Mos Eisley Spaceport - Further

This band learned and benchmarked well. And after some line-up changes within the band, this band come over with a new sound and style.

In a psycho-progressive manual environment, 'Ashes to Ashes' gravitates in a vintage orbit where hints of blues emerge amid its proposal of classic rock. Executed smoothly, the track slowly moves towards a more impactful setting. With elaborate progressive developments, the German band reminds us of those enticing seventies vibrations. Functioning as a whole, the passages featuring retro organ particularly stand out, evoking moments akin to bands like DEEP PURPLE without sounding similar overall. Constant meandering enriches a lengthy but highly appealing song.


'Drop Out' contrasts with the previous track due to the dynamism of riffs and melodies that unabashedly dive into the waters of 70s retro rock. Maintaining that spirit intact, the song is guided by the effective sound of the organ, accompanied by good vocal melodies and a solid rhythm. The vintage sound party unleashes itself unabashedly once again.


Returning to the ten-minute songs, 'Space Shift,' despite having more experimental elements, presents a bacchanal of retro vibrations.
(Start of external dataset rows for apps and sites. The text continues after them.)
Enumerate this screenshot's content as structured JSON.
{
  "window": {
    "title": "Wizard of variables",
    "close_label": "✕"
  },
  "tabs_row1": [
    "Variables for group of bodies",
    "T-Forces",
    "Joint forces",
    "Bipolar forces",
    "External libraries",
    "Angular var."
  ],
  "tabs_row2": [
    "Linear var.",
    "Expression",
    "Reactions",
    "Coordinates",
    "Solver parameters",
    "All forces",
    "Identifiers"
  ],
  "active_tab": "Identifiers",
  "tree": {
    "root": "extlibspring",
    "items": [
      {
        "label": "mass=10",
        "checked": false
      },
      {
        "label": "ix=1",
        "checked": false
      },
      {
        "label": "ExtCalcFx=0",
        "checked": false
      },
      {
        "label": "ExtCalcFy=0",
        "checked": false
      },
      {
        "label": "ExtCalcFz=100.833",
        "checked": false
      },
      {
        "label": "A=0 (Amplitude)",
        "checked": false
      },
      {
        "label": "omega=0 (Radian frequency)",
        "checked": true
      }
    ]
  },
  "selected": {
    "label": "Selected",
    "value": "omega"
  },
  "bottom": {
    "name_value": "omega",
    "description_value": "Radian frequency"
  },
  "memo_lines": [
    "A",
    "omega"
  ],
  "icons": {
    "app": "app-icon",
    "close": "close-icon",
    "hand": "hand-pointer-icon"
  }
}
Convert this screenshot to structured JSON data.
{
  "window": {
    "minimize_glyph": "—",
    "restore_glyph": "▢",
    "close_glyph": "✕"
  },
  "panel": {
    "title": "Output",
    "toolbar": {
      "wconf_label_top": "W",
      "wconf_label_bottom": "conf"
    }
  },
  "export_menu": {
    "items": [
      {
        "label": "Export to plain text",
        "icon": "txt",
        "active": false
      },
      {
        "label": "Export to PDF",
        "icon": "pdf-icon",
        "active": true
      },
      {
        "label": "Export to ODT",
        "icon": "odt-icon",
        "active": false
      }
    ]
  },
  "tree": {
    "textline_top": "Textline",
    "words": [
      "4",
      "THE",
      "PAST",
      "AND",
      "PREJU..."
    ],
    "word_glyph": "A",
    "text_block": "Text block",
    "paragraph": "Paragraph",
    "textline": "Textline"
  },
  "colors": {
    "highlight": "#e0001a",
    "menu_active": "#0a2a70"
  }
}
The power of that diabolical organ blows my mind once more. With a touch of Purplelian essence, the vibrant track seems to lean towards more contemporary sounds in an always pleasant and successful combination. In the second half, the song descends into a fascinating psycho-progressive environment where the guitar sound perfectly complements the organ passages, the true engine of the band.


In a darker and heavier tone, 'Raised by a Lioness' flirts with blues and boogie rock with an attractive and captivating proposal that quickly invites the listener to revel and dance. Away from conventionality, these guys have their own formula to captivate us without falling into the conventions of retro bands.


'Cocaine Blues' holds its ground with punchy riffs and a fun rhythm where blues-rock merges with 70s progressive hard rock. Its catchy melody and robust instrumentation do the rest in another naturally vintage character track.


Almost like a continuation of the previous song, 'Laika' maintains the hard-prog essence of the Germans with stoner touches and constant nods to vintage vibes of the last century. A fun track executed with a stunning frenzy. The interplay of choruses makes the track smooth in its journey through this psycho-prog scenario, where each song gradually plunges.


Without substantially changing the script, 'Scattle Cat' seems to let the band be carried away by fuzz and vibrant proto-stoner sounds. Murky dynamics and with enough hook to buzz to its feet, the song somehow stands out from the rest of the tracks with a more contemporary sound. Nevertheless, its core contains that magical elixir that makes MOS EISLEY AIRPORT songs sound like they were composed decades ago. Here, cosmic elements emerge more vividly until plunging us into a stunning sonic chaos.


If most of the album consists of lengthy songs, 'Laika II' serves as the counterpoint with its three minutes. A breath of almost devotional sounds that contrast with the majority of the songs. Celestial choirs and atmospheric instrumentation are the arguments this time in a track that, in some way, leans towards symphony.


'I'm a Robot Dancer' brings calm to a vibrant and fun album with more colorful and floral tones. A gentle tempo and a vocal melody that increases the tone construct another vintage song that provides a breath of fresh air to a remarkable album.